Aer Lingus and United chose to open their agreement with the Madrid route because it is "not served on a daily basis", says Corneille, adding that "this is not necessarily a route built on point-to-point traffic".

"More than half of the passengers will transfer at Dulles into the United network in the US," adds Corneille. He also points to Aer Lingus' internet-based tie-up with JetBlue Airways as being a sign that the Irish carrier has a clear strategy for international growth. The agreement with JetBlue is essentially a low-cost alternative to a codeshare, which enables the two carriers to combine two point-to-point local fares into a single fare under one itinerary.

But despite these strategic developments, Ryanair will likely remain a thorn in Aer Lingus' side for some time to come. It still holds a near-30% stake in the carrier and has not completely ruled out the possibility of launching a third takeover bid, although this does now appear unlikely.

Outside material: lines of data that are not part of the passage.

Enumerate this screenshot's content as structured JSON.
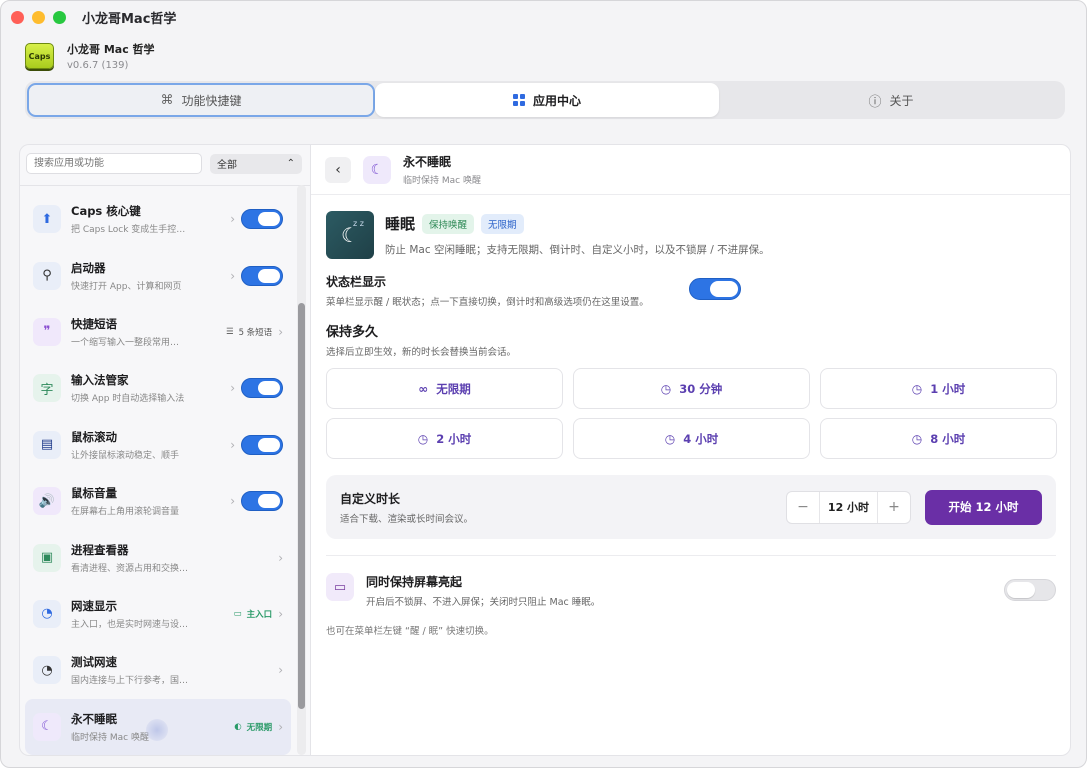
{
  "window": {
    "title": "小龙哥Mac哲学"
  },
  "app": {
    "logo_text": "Caps",
    "name": "小龙哥 Mac 哲学",
    "version": "v0.6.7 (139)"
  },
  "tabs": [
    {
      "icon": "⌘",
      "label": "功能快捷键"
    },
    {
      "icon": "grid",
      "label": "应用中心"
    },
    {
      "icon": "ⓘ",
      "label": "关于"
    }
  ],
  "sidebar": {
    "search_placeholder": "搜索应用或功能",
    "filter": "全部",
    "items": [
      {
        "icon": "⬆",
        "title": "Caps 核心键",
        "sub": "把 Caps Lock 变成生手控…",
        "toggle": true,
        "badge": ""
      },
      {
        "icon": "🔍",
        "title": "启动器",
        "sub": "快速打开 App、计算和网页",
        "toggle": true,
        "badge": ""
      },
      {
        "icon": "❞",
        "title": "快捷短语",
        "sub": "一个缩写输入一整段常用…",
        "toggle": null,
        "badge": "5 条短语"
      },
      {
        "icon": "字",
        "title": "输入法管家",
        "sub": "切换 App 时自动选择输入法",
        "toggle": true,
        "badge": ""
      },
      {
        "icon": "▤",
        "title": "鼠标滚动",
        "sub": "让外接鼠标滚动稳定、顺手",
        "toggle": true,
        "badge": ""
      },
      {
        "icon": "🔊",
        "title": "鼠标音量",
        "sub": "在屏幕右上角用滚轮调音量",
        "toggle": true,
        "badge": ""
      },
      {
        "icon": "▣",
        "title": "进程查看器",
        "sub": "看清进程、资源占用和交换空间",
        "toggle": null,
        "badge": ""
      },
      {
        "icon": "◔",
        "title": "网速显示",
        "sub": "主入口，也是实时网速与设…",
        "toggle": null,
        "badge": "主入口"
      },
      {
        "icon": "◔",
        "title": "测试网速",
        "sub": "国内连接与上下行参考，国外连接",
        "toggle": null,
        "badge": ""
      },
      {
        "icon": "☾",
        "title": "永不睡眠",
        "sub": "临时保持 Mac 唤醒",
        "toggle": null,
        "badge": "无限期"
      }
    ]
  },
  "main": {
    "header": {
      "title": "永不睡眠",
      "subtitle": "临时保持 Mac 唤醒"
    },
    "hero": {
      "title": "睡眠",
      "pill_awake": "保持唤醒",
      "pill_unlimited": "无限期",
      "desc": "防止 Mac 空闲睡眠；支持无限期、倒计时、自定义小时，以及不锁屏 / 不进屏保。"
    },
    "status_bar": {
      "title": "状态栏显示",
      "sub": "菜单栏显示醒 / 眠状态；点一下直接切换，倒计时和高级选项仍在这里设置。",
      "on": true
    },
    "duration": {
      "title": "保持多久",
      "sub": "选择后立即生效，新的时长会替换当前会话。",
      "options": [
        "无限期",
        "30 分钟",
        "1 小时",
        "2 小时",
        "4 小时",
        "8 小时"
      ]
    },
    "custom": {
      "title": "自定义时长",
      "sub": "适合下载、渲染或长时间会议。",
      "minus": "−",
      "value": "12 小时",
      "plus": "+",
      "start_label": "开始 12 小时"
    },
    "screen": {
      "title": "同时保持屏幕亮起",
      "sub": "开启后不锁屏、不进入屏保；关闭时只阻止 Mac 睡眠。",
      "on": false
    },
    "footnote": "也可在菜单栏左键 “醒 / 眠” 快速切换。"
  },
  "colors": {
    "accent_blue": "#2d74e4",
    "accent_purple": "#6a2fa6",
    "green_badge": "#2a9a68"
  }
}
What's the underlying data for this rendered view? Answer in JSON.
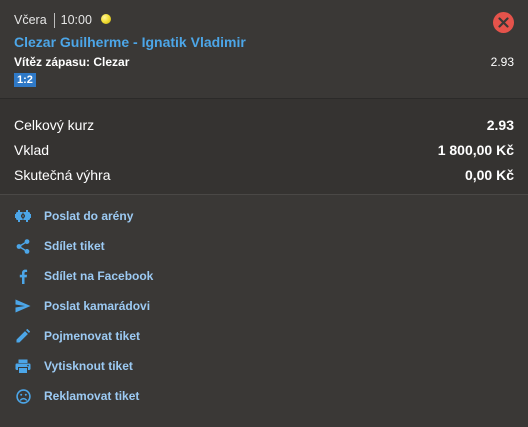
{
  "ticket": {
    "day": "Včera",
    "time": "10:00",
    "sport_icon": "tennis-ball-icon",
    "event": "Clezar Guilherme - Ignatik Vladimir",
    "market_label": "Vítěz zápasu: Clezar",
    "odds": "2.93",
    "score": "1:2"
  },
  "summary": {
    "total_odds_label": "Celkový kurz",
    "total_odds_value": "2.93",
    "stake_label": "Vklad",
    "stake_value": "1 800,00 Kč",
    "win_label": "Skutečná výhra",
    "win_value": "0,00 Kč"
  },
  "actions": [
    {
      "label": "Poslat do arény",
      "icon": "arena-icon"
    },
    {
      "label": "Sdílet tiket",
      "icon": "share-icon"
    },
    {
      "label": "Sdílet na Facebook",
      "icon": "facebook-icon"
    },
    {
      "label": "Poslat kamarádovi",
      "icon": "send-icon"
    },
    {
      "label": "Pojmenovat tiket",
      "icon": "pencil-icon"
    },
    {
      "label": "Vytisknout tiket",
      "icon": "printer-icon"
    },
    {
      "label": "Reklamovat tiket",
      "icon": "sad-face-icon"
    }
  ],
  "colors": {
    "background": "#3a3836",
    "summary_background": "#353331",
    "link": "#4ca6e8",
    "action_text": "#9ccaf3",
    "action_icon": "#4ca6e8",
    "close": "#e5534b",
    "badge": "#2f79c7"
  }
}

"We will continue to be a significant minority shareholder in Aer Lingus," O'Leary said during Ryanair's recent third quarter results analyst call. "Were someone to come along and make an offer we'd consider it on its merits, but it's an optimistic assumption that Ryanair would come back and make another offer."

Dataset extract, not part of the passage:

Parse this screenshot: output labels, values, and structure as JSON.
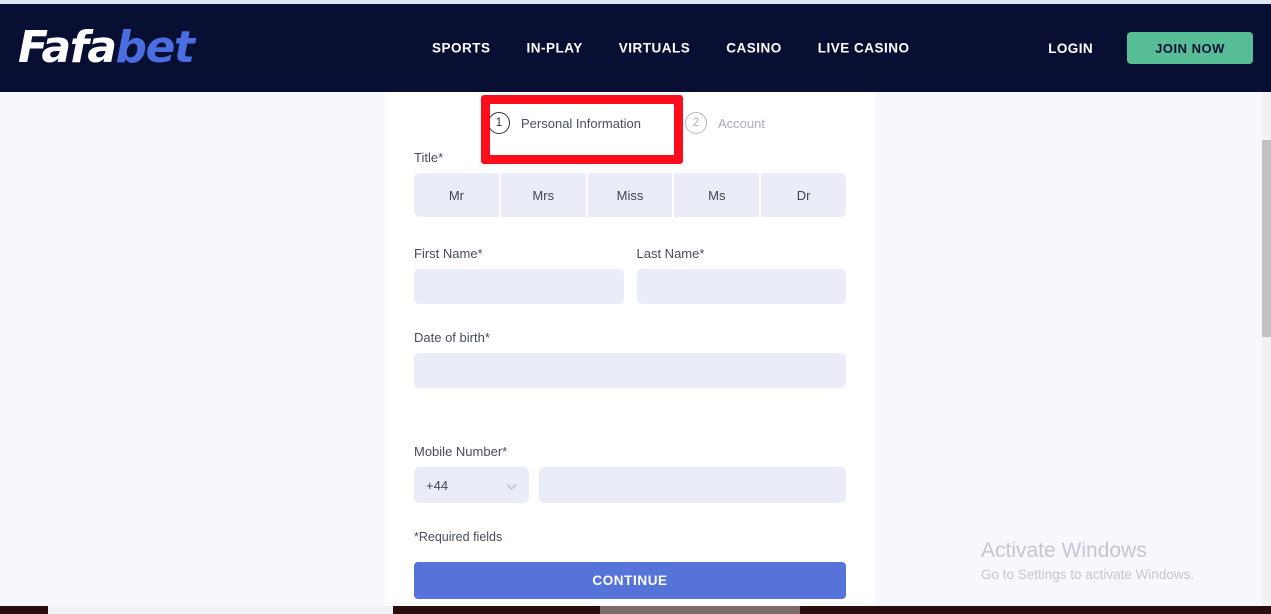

O'Leary added that the outlook for Aer Lingus was "remarkably bleak", and that the government's decision essentially "condemns Aer Lingus to being a subsized, loss-making airline".

"They're operating in a country where there's going to be a massive tourism and traffic decline." O'Leary says Ryanair will now "focus on very aggressively competing with Aer Lingus".

For its part, Aer Lingus is prepared for a third takeover attempt from Ryanair. "It's impossible to say [whether Ryanair will bid again]," says Corneille. "We shouldn't do anything other than prepare for a possible third bid. We've defeated two but we need to get on with the day job now, and that involves developing the brand and internationalising the ­airline." He adds: "It is possible that Ryanair will sell down its stake, but that's not something that's easy. Ryanair will have to take their own view."